The facade of this building will have 1,800 solar panels and will produce enough energy to be self-sufficient

  • 24

We are witnessing live the ‘boom’ of photovoltaic solar energy. With its advantages and disadvantages, there are more and more projects that have as their axis the production of electricity from the sun. From small self-consumption facilities to huge parks. The Australian firm Kennon is willing to exploit the possibilities of solar energy from an interesting perspective, according to New Atlas.

If you wanted to supply an eight-story office building with solar energy obtained through its own photovoltaic panels, it would not be enough to locate them on the roof and you would need a huge adjacent area. The company instead thought an alternative solution could be applied. Convert the building into a “huge solar panel” capable of of generating more electricity than it needs to function.

550 Spencer, the building with a thousand solar panels

The idea, at first, seemed interesting, but this company really wanted it to be more than just an idea or a render. So he set to work seriously on the project, and as he progressed, the challenges began to appear. The first was the design. It was not about putting solar panels on the facade of a building, but rather an elegant and harmonious design. To achieve this, they partnered with the German company Avancis and got down to work.

550 spencer

550 spencer

550 spencer 2

In conjunction with a local glass dealer, Kennon and Avancis devised a glass modules with integrated photovoltaic cells that will allow, as we see in the images, to have a more refined appearance than that of the classic panels that are seen on the roofs of houses. The concept was presented to the client who was going to invest in the building and it seemed fine, but the next challenge was not long in coming. That technology was not certified in Australia.

Without proper certification, the project simply could not move forward. So, the firm set out to overcome this problem and get the go-ahead from the authorities. He first built a replica of the building’s façade and, with the help of a construction safety expert, set it on fire to prove that it met the required requirements. Fortunately the move went well.

With approval in hand, Kennon broke ground on 550 Spencer in Melbourne in August this year with completion in mid-2023. 1,182 panels are expected to generate 142 kWp (maximum power under favorable conditions). According to Kennon, this will be enough to produce more electricity than the building requires, and will also free up rooftop and garden space for workers to enjoy after working in the office.

Spending zero electricity and having everything on: this is how I set up my own solar installation (with advice and recommendations)

As the project progresses we may know more details. There are some questions left on the table. For example, if the building will have an energy storage system to meet demand when solar radiation is not sufficient or if it will also be connected to the electricity grid so that everything continues to work at those times. With time we will know, for now there are no doubts that it is an interesting project.
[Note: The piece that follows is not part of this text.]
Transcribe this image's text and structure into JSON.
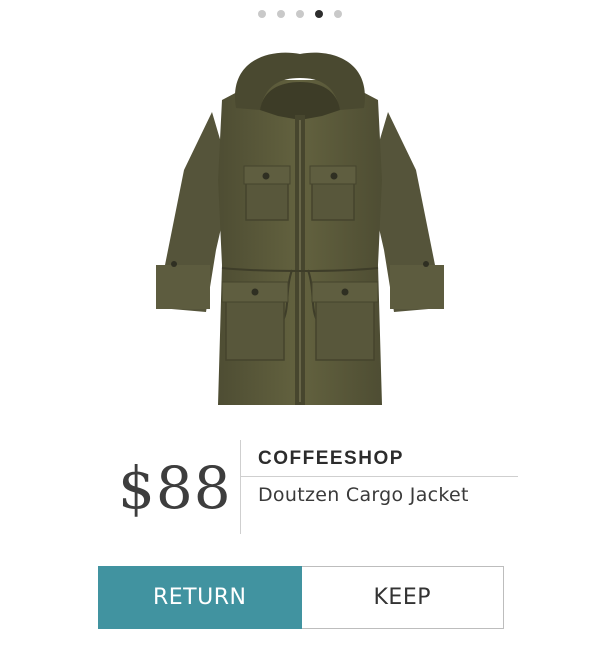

In Xataka | The dream of achieving windows capable of generating solar energy, a little closer: we already have almost invisible photovoltaic cells

We are witnessing live the ‘boom’ of photovoltaic solar energy. With its advantages and disadvantages, there are more and more…

We are witnessing live the ‘boom’ of photovoltaic solar energy. With its advantages and disadvantages, there are more and more…

Leave a Reply

Your email address will not be published.